During my time wandering around the Beijing Subway I found a variety of stations to exploring, but the one that had me asking questions was at Dongsishitiao on Line 2.
Going for a wander
Opened in 1984, Dongsishitiao looks much like any other station build during the early phase of subway construction in Beijing.
With an island platform.
Mosaic murals on the walls.
Stairs at the end of the platform.
Connecting to an overhead bridge.
But in the middle of the platform was something off – a set of locked up stairs.
Leading down into a basement.
So where did they lead?
A ghost platform
When I got home, Wikipedia gave me the answer – it’s a whole other platform!
Which has lay idle for years.
The lower level of Dongsishitiao Station has a reserved platform for the future Line 3. The platform was built during the construction of Dongsishitiao Station, but its use was shelved because the construction plan of Line 3 was changed many times.
Although cleaners come to clean from time to time, a layer of dust has accumulated on the platform, especially at both ends of the platform, and there are slogans such as “Eliminate the Four Harms” left over from the early days on the walls. There are only simple movable railings at the entrance and no guards, so sometimes curious passengers enter this platform.
Idle so long that it no longer meets current standards.
The platform was designed to serve 6 car trains and Type B carriages. However, when construction on Line 3 was planned to restart in 2016, it was intended to use 8 car trains and Type A cars, so the existing reserved platform cannot be used. As a result the decision was made to convert the original reserved platform to a transfer hall, and build a replacement platform deeper underground for Line 3.
The construction of Beijing Subway Line 3 is a saga in itself.
In 1973, the Beijing subway plan was expanded from “one ring and two lines” to eight lines.
At this time, the northwest section of Line 3 was similar to the original Phase III project, but it did not stop at Xizhimen, but went all the way east through Dongsishitiao and turned towards the Capital Airport. According to the plan, the Xiyi section of Line 3 and the section from Gongti to Jiuxianqiao will be constructed between 1976 and 1980, and the Xizhimen to Gongti section will be constructed between 1980 and 1985.
But no matter which section it was, it could not be constructed as scheduled. At that time, the second phase of the subway project had not yet been completed, and the planning of Line 3 had also undergone adjustments. For example, in 1983, the west end of Line 3 was extended to Xiangshan; in 1993, the northeast section of Line 3 was added to Wangjing. “The scale of the city is getting bigger and bigger, and the changes of Line 3 also took into account the needs of development at that time.” Wan Xuehong said.
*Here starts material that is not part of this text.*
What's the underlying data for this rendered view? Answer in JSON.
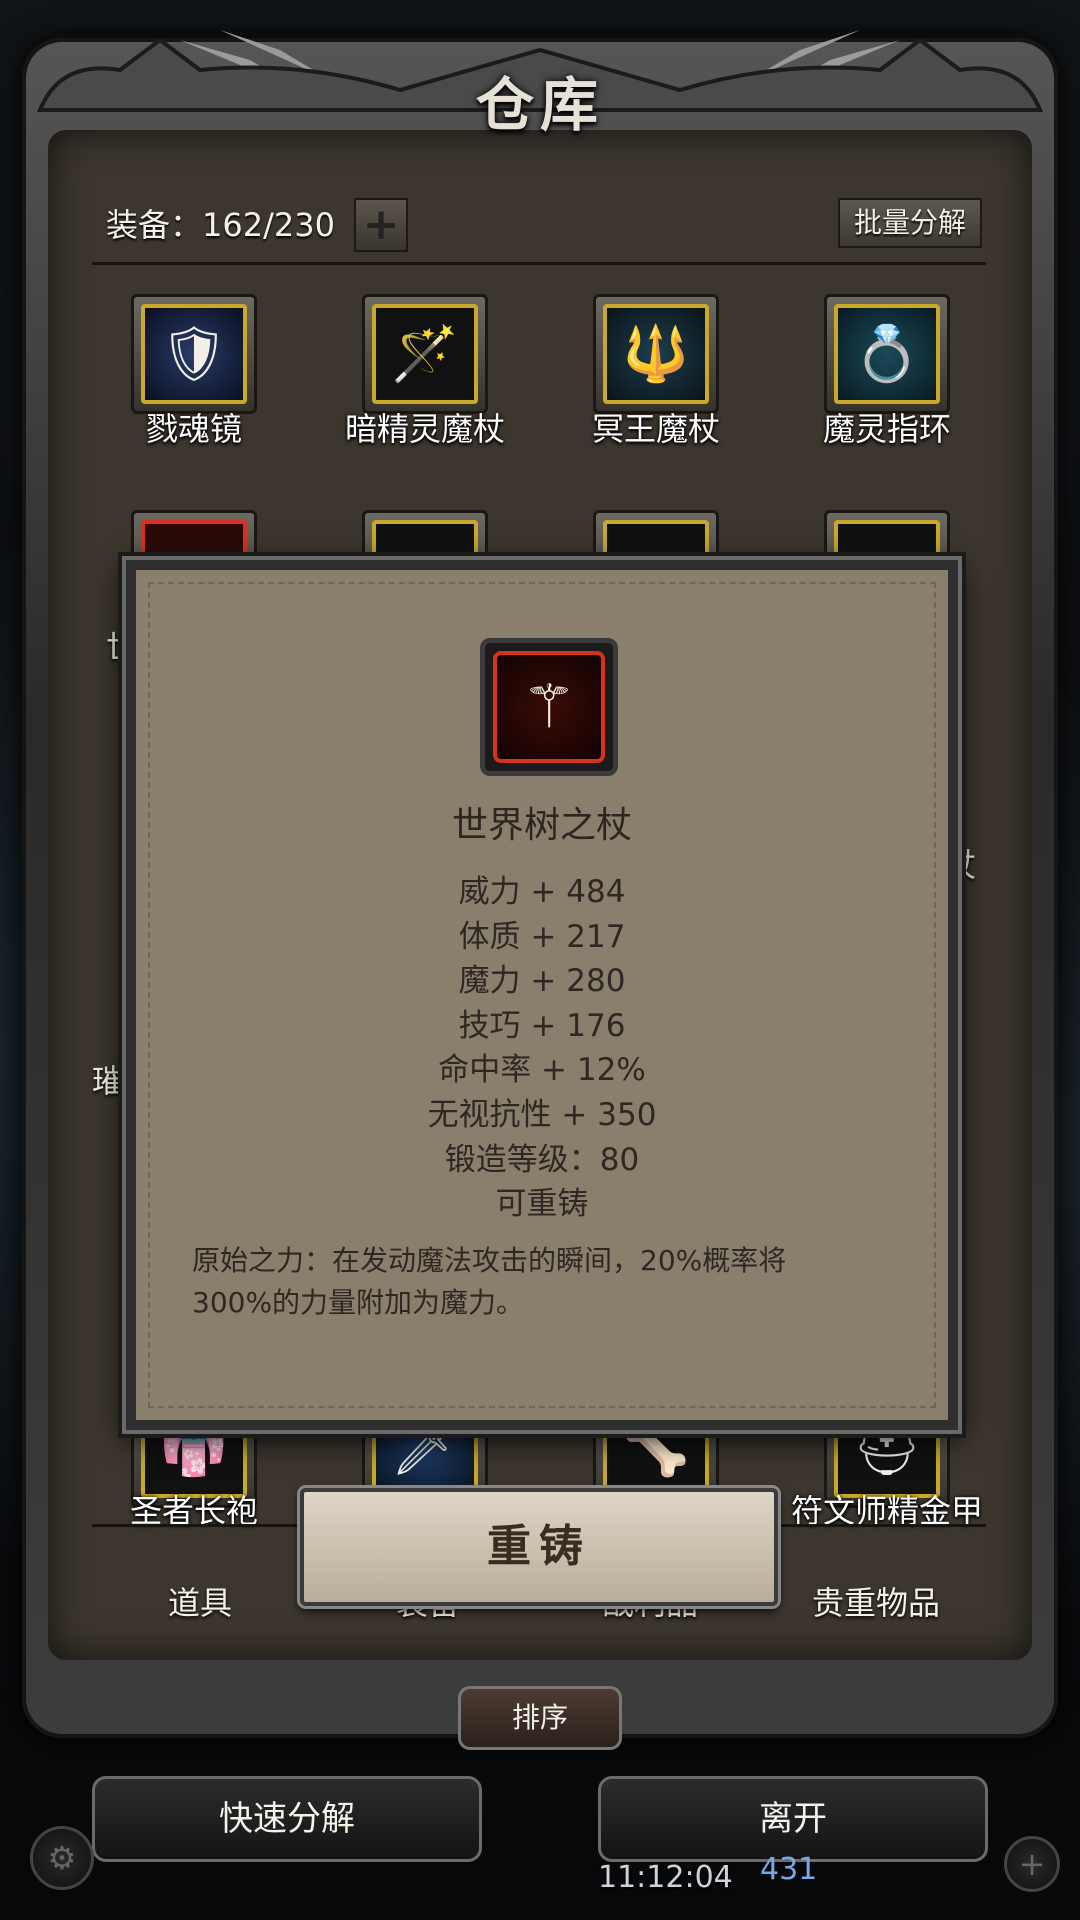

In the 1990s, Line 3 was put on the agenda again. Then 1999, the Line 13 was added in the adjustment of the line network. This is the current line 13, and construction was started in 1999, and line 3 was then put down again.
After several balances, Line 3 was formally shelved during the last round of construction plans, and it did not appear in the 2007 version of the recent plan. It was not until the 2015 version of the Beijing subway plan that Line 3 reappeared.
But Line 3 will eventually open in 2023, almost 40 years after the station for Line 2 opened.
And reserved platforms elsewhere on Line 2
The construction of Beijing Metro Line 2 Phase II saw six out of the 12 new stations provided with reserved platforms for interchange with future lines.
- Fuxingmen Station: transfer platform with the west section of Line 1, opened on 28 December 1987.
- Jianguomen Station: transfer platform with east section of Line 1, opened 28 September 1999.
- Xizhimen Station: transfer platform with proposed Line 3, opened as Line 4 on 28 September 2009.
- Jishuitan Station: transfer passage with proposed Line 4, opened as transfer to Line 19 on 31 December 2021.
- Yonghegong (Lama Temple) Station: transfer platform with Line 5, opened on 7 October 2007 as a staggered island platform, using one reserved track alongside a widened island platform.
And the sixth one – Dongsishitiao.
Footnote: carriage sizes
Metro trains in China are built to two major standards – 3.0 meter wide Type A trains, and 2.8 meter wide Type B trains.
- Exploring the ghost station – Dongsishitiao Station photo essay by Li Rui
- More ghost stations: Beijing Subway restricted stations at Wikipedia